(NYT) Pope Francis, accustomed to huge, usually adulatory crowds during his international trips, got an early taste of how his two-day visit to Georgia would be a bit different, courtesy of David Isakadze, a passionate anti-papist and a priest in the Georgian Orthodox Church.
When Francis and his motorcade pulled out of the airport in Tbilisi, Georgia’s capital, on Friday, Mr. Isakadze and a few dozen other protesters were waiting with banners declaring, “The pope is a heretic” or “Antichrist!” When Francis visited a Catholic church later in the day, the protesters were there, too.
Then on Saturday, Francis celebrated Mass at a soccer stadium — but only a few thousand people were in the stands, unusual even for a country with a small Catholic population. And while the Vatican expected an Orthodox delegation to attend the service as a gesture of good will, none showed up. An Orthodox spokesman blamed doctrinal differences.

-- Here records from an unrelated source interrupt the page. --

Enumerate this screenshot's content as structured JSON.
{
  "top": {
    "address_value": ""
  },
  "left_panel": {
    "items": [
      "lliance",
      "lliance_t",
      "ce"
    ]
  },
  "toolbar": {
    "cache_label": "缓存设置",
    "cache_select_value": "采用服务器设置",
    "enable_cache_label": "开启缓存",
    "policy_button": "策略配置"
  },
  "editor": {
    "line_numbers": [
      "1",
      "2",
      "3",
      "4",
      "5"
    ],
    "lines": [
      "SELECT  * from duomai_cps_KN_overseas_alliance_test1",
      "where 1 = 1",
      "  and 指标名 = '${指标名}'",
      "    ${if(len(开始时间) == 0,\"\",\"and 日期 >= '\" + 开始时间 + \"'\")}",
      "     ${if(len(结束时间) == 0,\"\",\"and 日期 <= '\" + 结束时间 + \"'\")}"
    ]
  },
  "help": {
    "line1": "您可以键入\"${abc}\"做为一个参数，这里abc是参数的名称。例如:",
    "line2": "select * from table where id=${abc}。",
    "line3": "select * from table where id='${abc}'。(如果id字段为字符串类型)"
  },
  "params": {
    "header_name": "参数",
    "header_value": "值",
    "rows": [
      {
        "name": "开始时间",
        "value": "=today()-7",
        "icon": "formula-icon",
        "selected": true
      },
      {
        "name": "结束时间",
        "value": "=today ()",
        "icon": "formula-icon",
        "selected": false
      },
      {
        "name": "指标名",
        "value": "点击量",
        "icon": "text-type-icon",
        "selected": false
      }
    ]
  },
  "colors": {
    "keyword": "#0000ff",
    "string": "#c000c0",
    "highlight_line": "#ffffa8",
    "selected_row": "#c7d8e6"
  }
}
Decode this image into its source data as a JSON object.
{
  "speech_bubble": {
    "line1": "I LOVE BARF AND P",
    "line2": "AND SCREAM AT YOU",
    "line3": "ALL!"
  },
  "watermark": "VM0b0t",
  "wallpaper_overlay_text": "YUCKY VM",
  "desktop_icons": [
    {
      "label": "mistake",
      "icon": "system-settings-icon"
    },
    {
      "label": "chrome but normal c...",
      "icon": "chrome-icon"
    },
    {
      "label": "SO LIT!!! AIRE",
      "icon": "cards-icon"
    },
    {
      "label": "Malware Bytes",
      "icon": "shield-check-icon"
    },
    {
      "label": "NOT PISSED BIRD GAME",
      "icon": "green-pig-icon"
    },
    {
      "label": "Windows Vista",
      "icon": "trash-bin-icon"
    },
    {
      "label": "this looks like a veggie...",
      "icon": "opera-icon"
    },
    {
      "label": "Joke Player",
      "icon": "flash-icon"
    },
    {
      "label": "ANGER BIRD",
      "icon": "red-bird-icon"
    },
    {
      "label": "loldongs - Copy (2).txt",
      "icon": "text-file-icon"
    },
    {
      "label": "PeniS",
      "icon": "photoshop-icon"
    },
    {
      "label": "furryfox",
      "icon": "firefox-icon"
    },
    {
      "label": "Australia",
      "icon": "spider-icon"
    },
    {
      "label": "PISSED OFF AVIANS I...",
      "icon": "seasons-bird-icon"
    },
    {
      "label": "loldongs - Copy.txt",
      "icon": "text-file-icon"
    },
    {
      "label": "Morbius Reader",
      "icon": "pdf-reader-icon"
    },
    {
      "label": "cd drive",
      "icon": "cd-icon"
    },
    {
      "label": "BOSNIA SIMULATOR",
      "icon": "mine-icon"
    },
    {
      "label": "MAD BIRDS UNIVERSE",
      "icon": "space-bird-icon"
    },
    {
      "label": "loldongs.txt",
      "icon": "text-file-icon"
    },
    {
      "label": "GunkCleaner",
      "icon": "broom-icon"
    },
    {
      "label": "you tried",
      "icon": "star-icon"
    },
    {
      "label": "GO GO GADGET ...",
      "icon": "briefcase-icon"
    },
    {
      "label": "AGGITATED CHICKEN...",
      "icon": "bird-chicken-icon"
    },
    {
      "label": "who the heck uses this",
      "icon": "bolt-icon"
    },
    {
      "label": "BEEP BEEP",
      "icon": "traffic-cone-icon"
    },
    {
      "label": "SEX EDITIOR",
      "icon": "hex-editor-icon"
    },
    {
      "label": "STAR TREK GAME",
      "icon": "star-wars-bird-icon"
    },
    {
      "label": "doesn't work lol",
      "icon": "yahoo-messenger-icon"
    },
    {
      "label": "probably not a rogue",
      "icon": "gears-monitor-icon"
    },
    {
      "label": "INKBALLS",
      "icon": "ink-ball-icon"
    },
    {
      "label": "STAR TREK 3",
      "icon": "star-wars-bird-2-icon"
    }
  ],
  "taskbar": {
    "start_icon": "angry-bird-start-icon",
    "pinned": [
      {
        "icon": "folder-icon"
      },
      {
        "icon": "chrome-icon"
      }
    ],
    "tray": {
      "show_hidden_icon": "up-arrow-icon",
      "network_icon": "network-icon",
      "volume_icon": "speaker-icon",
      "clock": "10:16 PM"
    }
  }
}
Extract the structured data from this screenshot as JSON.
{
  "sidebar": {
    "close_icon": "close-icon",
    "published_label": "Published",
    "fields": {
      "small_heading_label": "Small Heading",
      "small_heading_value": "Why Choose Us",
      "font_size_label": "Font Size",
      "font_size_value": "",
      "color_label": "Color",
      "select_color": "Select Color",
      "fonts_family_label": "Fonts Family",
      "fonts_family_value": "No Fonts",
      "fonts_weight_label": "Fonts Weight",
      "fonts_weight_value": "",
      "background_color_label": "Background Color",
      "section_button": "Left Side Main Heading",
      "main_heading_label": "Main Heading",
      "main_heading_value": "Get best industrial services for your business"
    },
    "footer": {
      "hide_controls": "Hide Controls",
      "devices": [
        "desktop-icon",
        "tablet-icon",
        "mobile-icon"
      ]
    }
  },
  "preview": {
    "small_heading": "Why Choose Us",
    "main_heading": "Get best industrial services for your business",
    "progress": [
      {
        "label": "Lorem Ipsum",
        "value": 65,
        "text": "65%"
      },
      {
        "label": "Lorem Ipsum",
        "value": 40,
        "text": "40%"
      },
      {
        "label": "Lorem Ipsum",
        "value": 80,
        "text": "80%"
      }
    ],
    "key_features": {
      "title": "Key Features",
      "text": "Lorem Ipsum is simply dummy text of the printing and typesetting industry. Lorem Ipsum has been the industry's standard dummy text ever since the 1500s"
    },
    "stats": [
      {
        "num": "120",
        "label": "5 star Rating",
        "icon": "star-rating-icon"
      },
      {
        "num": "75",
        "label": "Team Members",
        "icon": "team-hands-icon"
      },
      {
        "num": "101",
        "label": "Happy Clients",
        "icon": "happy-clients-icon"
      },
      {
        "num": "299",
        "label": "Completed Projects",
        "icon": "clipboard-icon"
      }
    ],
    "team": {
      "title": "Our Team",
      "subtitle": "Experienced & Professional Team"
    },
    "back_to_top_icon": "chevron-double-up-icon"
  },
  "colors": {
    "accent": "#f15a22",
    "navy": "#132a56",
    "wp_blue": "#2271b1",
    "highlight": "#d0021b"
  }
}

In visiting Georgia, one of the world’s oldest Christian nations, Francis is confronted with the tricky geopolitical and religious terrain of a former Soviet land now pulled between East and West. The Georgian Orthodox Church, once hostile to the Vatican, is revered as a guardian of national identity even as the more conservative priests often look to Moscow and the much bigger Russian Orthodox Church as allies in the struggle against the encroachment of Western values. [More]